In actual fact, it goes back far longer than that, and it has regularly appeared in my inbox not long after I first became an AM in 2007.

But things have ramped up in the past year, particularly since then minister for environment Hannah Blythyn confirmed she was “minded to” insist an environmental impact assessment be carried out on the site.

This was on 14 February 2018 – Valentine’s Day, now over a year ago.

So it is quite staggering that there has been no further progress on this, and no decision has yet been taken.

I have repeatedly pressed Welsh Government ministers for a decision, and they have always indicated it was imminent.

In the Assembly just last week, there was more confusion, when it turned out Hannah Blythyn is still the minister responsible for the decision even though she is now deputy minister for housing.

This has gone on far too long and is completely unacceptable for Penarth residents.

My views on Natural Resources Wales are well documented, both on the incinerator and the nuclear mud-dumping off the coast of Penarth.

As it happens, I am meeting their chief executive, Claire Pillman, today – and will be making my views clear in no uncertain terms.

Rugby has always been a passion of mine, so it will come as no surprise that I always look forward to this time of year.

Of course, I’m talking about the Six Nations, both the official and “unofficial” version.

The official version you’ll all know about – as we made it three out of three on Saturday.

But the unofficial version took place earlier in the day, at Caerphilly RFC.

Along with fellow AMs, I took to the field in the annual Assembly versus Westminster match against MPs and peers.

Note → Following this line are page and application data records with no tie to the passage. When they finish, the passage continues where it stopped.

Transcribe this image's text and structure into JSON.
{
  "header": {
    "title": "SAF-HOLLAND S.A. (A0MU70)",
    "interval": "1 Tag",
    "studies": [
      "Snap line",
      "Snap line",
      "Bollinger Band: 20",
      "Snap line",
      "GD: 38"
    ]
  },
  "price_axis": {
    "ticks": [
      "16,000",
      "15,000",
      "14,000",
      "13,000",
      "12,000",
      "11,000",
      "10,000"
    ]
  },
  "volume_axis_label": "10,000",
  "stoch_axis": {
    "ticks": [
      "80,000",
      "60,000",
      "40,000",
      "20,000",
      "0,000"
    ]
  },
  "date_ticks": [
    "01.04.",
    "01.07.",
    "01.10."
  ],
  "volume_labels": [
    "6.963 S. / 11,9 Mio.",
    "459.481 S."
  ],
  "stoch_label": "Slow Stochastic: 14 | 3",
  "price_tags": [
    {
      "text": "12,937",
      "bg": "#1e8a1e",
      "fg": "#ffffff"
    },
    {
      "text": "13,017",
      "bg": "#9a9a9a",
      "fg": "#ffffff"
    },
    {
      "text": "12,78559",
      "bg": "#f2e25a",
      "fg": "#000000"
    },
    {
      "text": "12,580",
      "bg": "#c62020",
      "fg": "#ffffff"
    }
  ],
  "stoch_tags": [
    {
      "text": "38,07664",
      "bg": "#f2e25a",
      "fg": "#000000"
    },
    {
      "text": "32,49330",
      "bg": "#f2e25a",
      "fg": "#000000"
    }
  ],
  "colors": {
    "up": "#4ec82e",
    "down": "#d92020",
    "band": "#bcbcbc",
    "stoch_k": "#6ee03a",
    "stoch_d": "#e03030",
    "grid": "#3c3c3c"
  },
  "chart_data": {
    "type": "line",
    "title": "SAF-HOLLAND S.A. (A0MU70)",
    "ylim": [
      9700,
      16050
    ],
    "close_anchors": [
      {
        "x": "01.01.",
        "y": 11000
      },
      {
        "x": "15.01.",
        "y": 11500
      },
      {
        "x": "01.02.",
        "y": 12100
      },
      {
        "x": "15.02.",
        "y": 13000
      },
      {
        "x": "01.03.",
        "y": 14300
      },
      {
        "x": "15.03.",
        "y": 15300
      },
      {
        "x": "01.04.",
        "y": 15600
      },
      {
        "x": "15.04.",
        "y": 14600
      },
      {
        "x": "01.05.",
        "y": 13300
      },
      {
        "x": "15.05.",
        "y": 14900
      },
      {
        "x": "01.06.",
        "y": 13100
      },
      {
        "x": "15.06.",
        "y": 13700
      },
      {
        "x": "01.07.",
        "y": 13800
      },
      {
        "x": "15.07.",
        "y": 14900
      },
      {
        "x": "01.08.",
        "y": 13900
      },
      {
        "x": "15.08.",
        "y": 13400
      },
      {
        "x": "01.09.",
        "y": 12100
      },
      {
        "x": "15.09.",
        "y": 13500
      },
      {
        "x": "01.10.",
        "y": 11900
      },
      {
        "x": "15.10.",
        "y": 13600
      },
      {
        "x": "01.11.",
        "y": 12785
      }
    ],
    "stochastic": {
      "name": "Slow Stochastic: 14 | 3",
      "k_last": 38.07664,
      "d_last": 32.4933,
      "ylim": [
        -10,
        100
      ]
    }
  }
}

And I’m pleased to say Wales came out on top in this fixture too, winning 46-14 – to raise funds for Bowel Cancer UK.

This is a cause close to the hearts of many in the Assembly, with South Wales East AM Steffan Lewis, and Penarth-born staff member Sam Gould losing their lives to the disease.

As ever, it was a huge honour to take part.

Marie Curie do a lot of great work for those suffering from cancer and their families including at their hospice in Penarth.

To carry on this work, they need to raise funds, with their iconic “Great Daffodil Appeal” bringing in much needed money to the charity.

I joined them in the Senedd last week as they launched the 2019 appeal, as well as promoting their support line.

With St David’s Day taking place tomorrow, I’d urge you to join me in giving generously and making the 2019 campaign the most successful yet.